The new model was initially available in four classic PX colours, Rosso Dragon red, Mediterraneo Sky blue, Montebianco white and Nero Lucido black. Since the launch, Grigio Dolomite grey was released (and dropped), Midnight Blue arrived to replace the traditional classic Sky blue…but was dropped. Rosso red reappeared after being shelved for a while and then the PX Touring arrived in summer 2015 in silver. Incidentally, the paintwork is finished very well overall, after almost 40 years of PX production the company are still learning.
The PX starts easily on the button, (or kick-start if you’re feeling extra nostalgic!) and settles into a nice steady tick over.
Thankfully the Vespa still sounds just as good and distinctive as it always did, it’s the only way for a Vespa PX to sound and an aficionado can identify one from half a mile away.
Easing the scooter into the bustling Roman traffic for the first time I notice a minor flat spot which is probably due to the work needed to meet Euro3 emissions testing but other than that I was pleasantly surprised at just how well the scooter performed. Once on the move the PX 125 picks up speed quite quickly and will do close to 60mph, although we didn’t have enough of a clear road to thrash it for as long as we’d have liked but it certainly didn’t feel as heavily restricted as an LML Star. We had a chance to ride the 125 and 150cc models back to back. As you’d expect, the 150cc will out accelerate the 125 and pull away from it steadily but there’s only about three or four mph difference at the top end, which is nothing to worry about.

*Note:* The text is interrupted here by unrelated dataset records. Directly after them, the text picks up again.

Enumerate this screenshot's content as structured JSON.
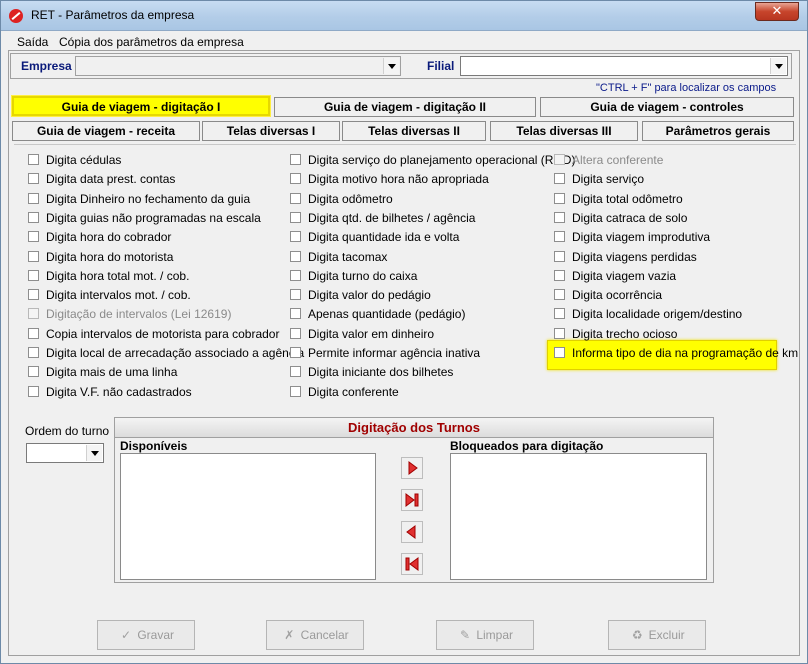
{
  "window": {
    "title": "RET - Parâmetros da empresa",
    "close": "✕"
  },
  "menu": [
    {
      "label": "Saída"
    },
    {
      "label": "Cópia dos parâmetros da empresa"
    }
  ],
  "empresa": {
    "label": "Empresa",
    "value": ""
  },
  "filial": {
    "label": "Filial",
    "value": ""
  },
  "hint": "\"CTRL + F\" para localizar os campos",
  "tabs_row1": [
    {
      "label": "Guia de viagem - digitação I",
      "active": true
    },
    {
      "label": "Guia de viagem - digitação II"
    },
    {
      "label": "Guia de viagem - controles"
    }
  ],
  "tabs_row2": [
    {
      "label": "Guia de viagem - receita"
    },
    {
      "label": "Telas diversas I"
    },
    {
      "label": "Telas diversas II"
    },
    {
      "label": "Telas diversas III"
    },
    {
      "label": "Parâmetros gerais"
    }
  ],
  "checkbox_col1": [
    {
      "label": "Digita cédulas"
    },
    {
      "label": "Digita data prest. contas"
    },
    {
      "label": "Digita Dinheiro no fechamento da guia"
    },
    {
      "label": "Digita guias não programadas na escala"
    },
    {
      "label": "Digita hora do cobrador"
    },
    {
      "label": "Digita hora do motorista"
    },
    {
      "label": "Digita hora total mot. / cob."
    },
    {
      "label": "Digita  intervalos mot. / cob."
    },
    {
      "label": "Digitação de intervalos (Lei 12619)",
      "disabled": true
    },
    {
      "label": "Copia intervalos de motorista para cobrador"
    },
    {
      "label": "Digita local de arrecadação associado a agência"
    },
    {
      "label": "Digita mais de uma linha"
    },
    {
      "label": "Digita V.F. não cadastrados"
    }
  ],
  "checkbox_col2": [
    {
      "label": "Digita serviço do planejamento operacional (ROD)"
    },
    {
      "label": "Digita motivo hora não apropriada"
    },
    {
      "label": "Digita odômetro"
    },
    {
      "label": "Digita qtd. de bilhetes / agência"
    },
    {
      "label": "Digita quantidade ida e volta"
    },
    {
      "label": "Digita tacomax"
    },
    {
      "label": "Digita turno do caixa"
    },
    {
      "label": "Digita valor do pedágio"
    },
    {
      "label": "Apenas quantidade (pedágio)"
    },
    {
      "label": "Digita valor em dinheiro"
    },
    {
      "label": "Permite informar agência inativa"
    },
    {
      "label": "Digita iniciante dos bilhetes"
    },
    {
      "label": "Digita conferente"
    }
  ],
  "checkbox_col3": [
    {
      "label": "Altera conferente",
      "disabled": true
    },
    {
      "label": "Digita serviço"
    },
    {
      "label": "Digita total odômetro"
    },
    {
      "label": "Digita catraca de solo"
    },
    {
      "label": "Digita viagem improdutiva"
    },
    {
      "label": "Digita viagens perdidas"
    },
    {
      "label": "Digita viagem vazia"
    },
    {
      "label": "Digita ocorrência"
    },
    {
      "label": "Digita localidade origem/destino"
    },
    {
      "label": "Digita trecho ocioso"
    },
    {
      "label": "Informa tipo de dia na programação de km"
    }
  ],
  "ordem": {
    "label": "Ordem do turno",
    "value": ""
  },
  "turnos": {
    "title": "Digitação dos Turnos",
    "disponiveis": "Disponíveis",
    "bloqueados": "Bloqueados para digitação"
  },
  "buttons": [
    {
      "label": "Gravar",
      "icon": "check-icon"
    },
    {
      "label": "Cancelar",
      "icon": "x-icon"
    },
    {
      "label": "Limpar",
      "icon": "eraser-icon"
    },
    {
      "label": "Excluir",
      "icon": "trash-icon"
    }
  ],
  "colors": {
    "highlight": "#ffff00",
    "accent_red": "#a00000",
    "label_blue": "#0a1a7a"
  }
}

Rome is a very busy city and the roads are bumpy and covered in slippery cobbles but the PX took them all in its stride and wasn’t flustered at all. The suspension seems better than I remember from the older models, so I had no cause for complaint there and the Michelin S83’s aren’t a bad tyre, although I’d soon swap them for some stickier rubber. One plus point is that the PX comes with a spare wheel as standard again; you had to pay extra for it at one time. One thing you can’t really appreciate (and can soon forget if you haven’t ridden one for a while) unless you ride the Vespa through a busy city is just how lightweight and agile the scooter is. You can fit it into the smallest gaps and weave your way through stationary or slow moving traffic with ease, often without needing to dab a foot to the floor. It really is a well-balanced scooter, despite what people might lead you to believe about the engine being offset.
Overall the Vespa PX is still a magnificent scooter, a design classic. It’s not perfect but if it was we probably wouldn’t love it as much as we do. As it stands it is still the finest new-geared scooter you can buy. Sadly this year will be a turning point for the PX though. The 70th anniversary model arrives in May and may also become collectable in years to come. So if you’d like to buy yourself a part of scootering history be sure to pay your local Vespa dealer a visit soon and bag yourself one of the last two stroke 125’s in existence.
Once the stock has gone and Euro 4 kicks in you’ll be left wishing you’d bought one of the last unmolested ones…
Lab rating: 7.6
Engine: 124cc, two-stroke, air-cooled
Brakes: 200mm front disc, rear drum
Wheels: 3.50 x 10”
Suspension: Front single side fork with shock absorber, rear mono shock
Seat height: 810mm
Dimensions: Length 1810mm, Width 740mm, height 1110mm
Tank capacity: 8-litres
Warranty: Two years
Colours: Red, white, black, silver
Price: £3271 (150cc £3371)